Book Review: A Christian Survival Guide

A Christian Survival GuideThere’s an old saying that goes something like this: People don’t plan to fail, they just fail to plan. The goal of A Christian Survival Guide: A Lifeline to Faith and Growth by Ed Cyzewski is to help Christian believers make a plan.

Cyzewski points out in the introduction that former Christians that have left the faith are often most aware of the serious issues Christianity presents. The last book I reviewed by Mike Hamel asks serious questions that the author doesn’t have good answers for; while he hasn’t left the faith he is no longer as certain as he used to be about the tenets of the Christian faith. A Christian Survival Guide wants readers to anticipates issues that will arise and be prepared ahead of time. From the introduction: This book aims to help the saints persevere, and so we’ll focus on answering that last question—what will help you survive as a follower of Jesus? Surviving as a Christian depends on having the right beliefs, putting them into practice in community with other Christians, and most importantly, meeting with God regularly. If we fail to address basic survival matters such as understanding God’s story from Scripture, defeating sin, or living in step with the Holy Spirit, we run the risk of missing out on the abundant life Jesus promised us, if not losing our intimacy with Jesus and leaving the faith altogether.

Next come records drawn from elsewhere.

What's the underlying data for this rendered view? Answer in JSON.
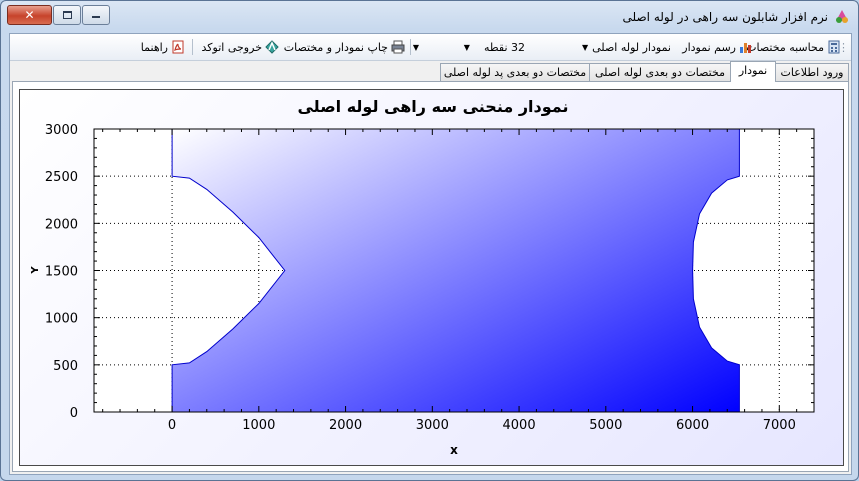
{
  "window": {
    "title": "نرم افزار شابلون سه راهی در لوله اصلی",
    "close_symbol": "✕"
  },
  "toolbar": {
    "calc_label": "محاسبه مختصات",
    "draw_label": "رسم نمودار",
    "graph_select": "نمودار لوله اصلی",
    "points_select": "32 نقطه",
    "print_label": "چاپ نمودار و مختصات",
    "autocad_label": "خروجی اتوکد",
    "help_label": "راهنما"
  },
  "tabs": [
    {
      "label": "ورود اطلاعات",
      "active": false
    },
    {
      "label": "نمودار",
      "active": true
    },
    {
      "label": "مختصات دو بعدی لوله اصلی",
      "active": false
    },
    {
      "label": "مختصات دو بعدی پد لوله اصلی",
      "active": false
    }
  ],
  "chart_data": {
    "type": "area",
    "title": "نمودار منحنی سه راهی لوله اصلی",
    "xlabel": "x",
    "ylabel": "Y",
    "xlim": [
      -900,
      7400
    ],
    "ylim": [
      0,
      3000
    ],
    "xticks": [
      0,
      1000,
      2000,
      3000,
      4000,
      5000,
      6000,
      7000
    ],
    "yticks": [
      0,
      500,
      1000,
      1500,
      2000,
      2500,
      3000
    ],
    "grid": true,
    "fill_gradient": [
      "#ffffff",
      "#0000ff"
    ],
    "outline_color": "#0000cc",
    "series": [
      {
        "points": [
          [
            0,
            0
          ],
          [
            0,
            500
          ],
          [
            200,
            520
          ],
          [
            400,
            640
          ],
          [
            700,
            880
          ],
          [
            1000,
            1150
          ],
          [
            1300,
            1500
          ],
          [
            1000,
            1850
          ],
          [
            700,
            2120
          ],
          [
            400,
            2360
          ],
          [
            200,
            2480
          ],
          [
            0,
            2500
          ],
          [
            0,
            3000
          ],
          [
            6540,
            3000
          ],
          [
            6540,
            2500
          ],
          [
            6400,
            2460
          ],
          [
            6220,
            2320
          ],
          [
            6080,
            2100
          ],
          [
            6010,
            1800
          ],
          [
            6000,
            1500
          ],
          [
            6010,
            1200
          ],
          [
            6080,
            900
          ],
          [
            6220,
            680
          ],
          [
            6400,
            540
          ],
          [
            6540,
            500
          ],
          [
            6540,
            0
          ]
        ]
      }
    ]
  }
}
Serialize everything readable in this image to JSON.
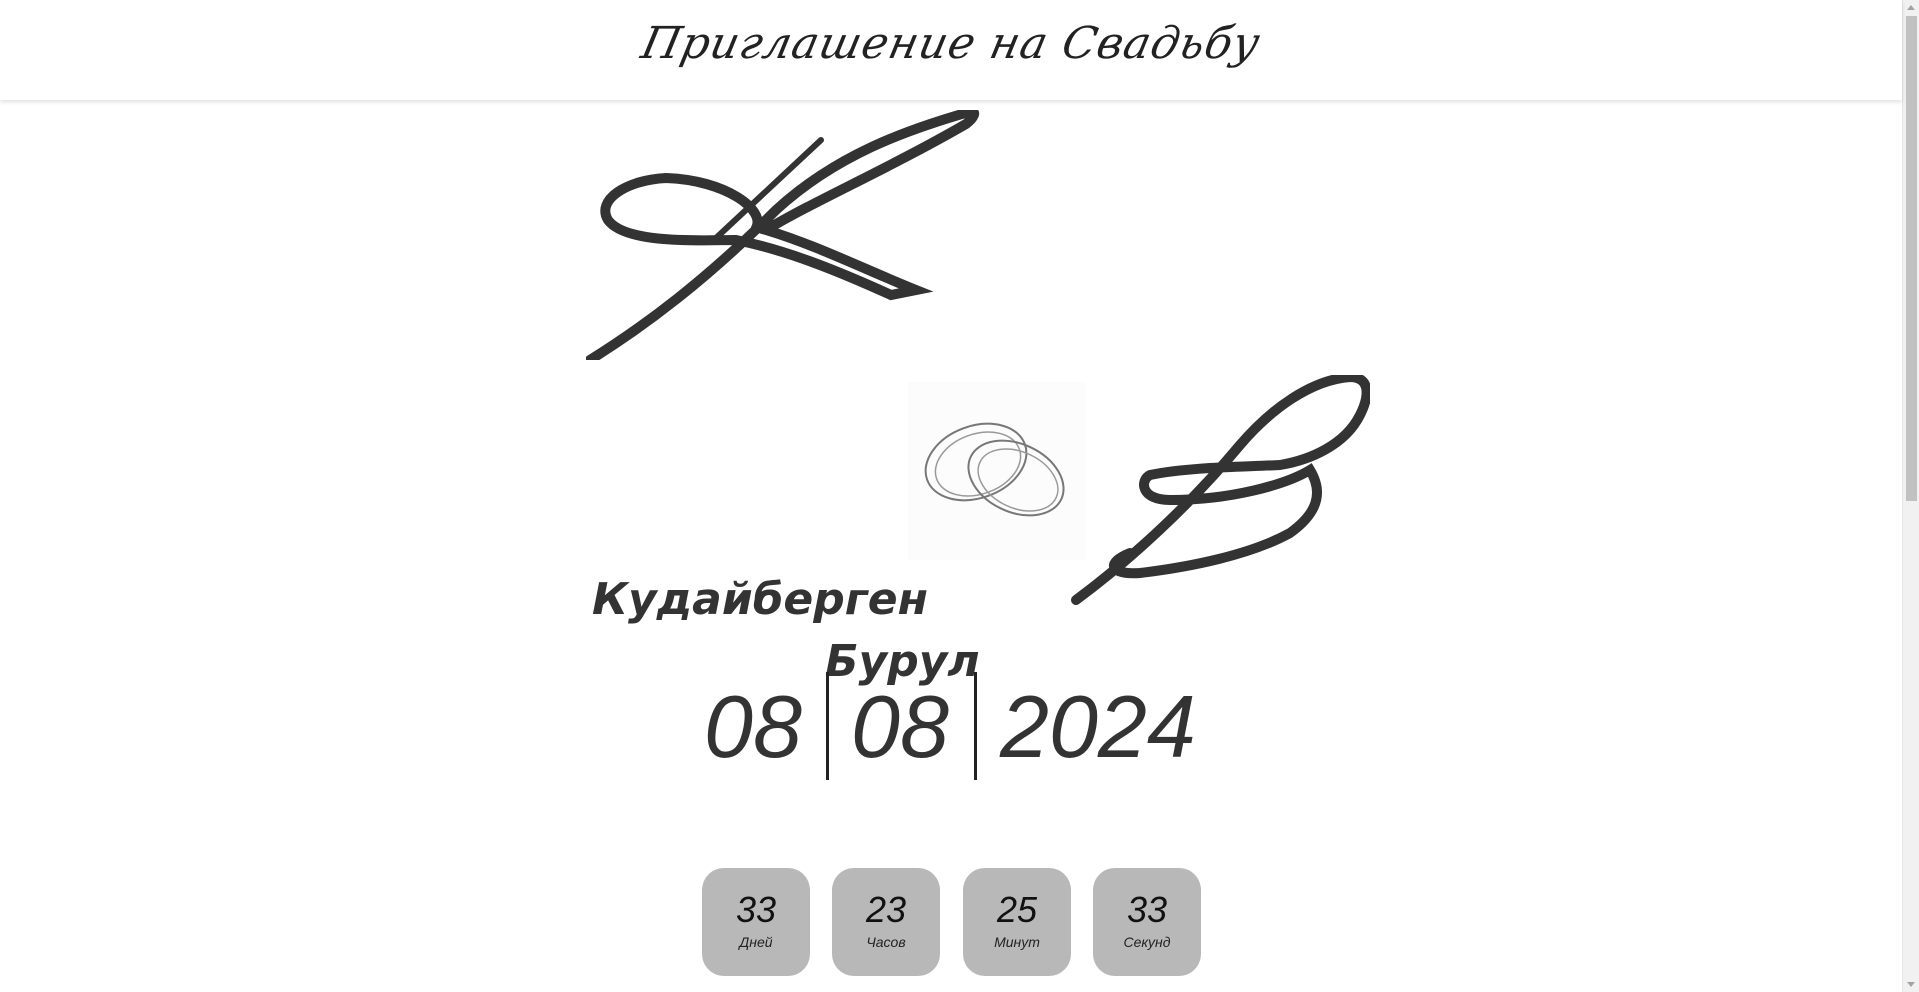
{
  "header": {
    "title": "Приглашение на Свадьбу"
  },
  "monograms": {
    "groom_initial_icon": "script-letter-k-icon",
    "bride_initial_icon": "script-letter-b-icon",
    "rings_icon": "wedding-rings-icon"
  },
  "couple": {
    "groom": "Кудайберген",
    "bride": "Бурул"
  },
  "date": {
    "day": "08",
    "month": "08",
    "year": "2024"
  },
  "countdown": [
    {
      "value": "33",
      "label": "Дней"
    },
    {
      "value": "23",
      "label": "Часов"
    },
    {
      "value": "25",
      "label": "Минут"
    },
    {
      "value": "33",
      "label": "Секунд"
    }
  ],
  "colors": {
    "text": "#333333",
    "countdown_bg": "#b8b8b8",
    "background": "#ffffff"
  }
}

Continue reading

Jesus’s Example; preaching the Gospel

“Now after John was arrested, Jesus came into Galilee, proclaiming the gospel of God, and saying, “The time is fulfilled, and the kingdom of God is at hand; repent and believe the gospel.” Mark 1:14-15 (ESV)

All through the Gospels, Jesus gives us examples of how we are to be his followers, treat our neighbors, who our neighbors are, and how to minister to the world around us. Mark 1:14 is about the very beginning of Jesus’s public ministry. The first thing he does is tell his audience of Jews the time is fulfilled. Without going into an Old Testament history lecture, Jesus’s listeners would have known he was talking about the prophesies of the Messiah. Saying the “kingdom of God is at hand” probably got them thinking the wrong thing, namely that we was the military leader type Messiah that would throw out the Roman Empire and sit as king on the throne in Jerusalem. Yes, he was beginning to build the kingdom of God if that’s what you’re thinking; I also think he’s announcing the kingdom of God is close to them, close at hand, as in himself. Jesus is the way into the kingdom of God, so in a sense, the kingdom of God was within arm’s reach of the people listening. Then it gets really good. Continue reading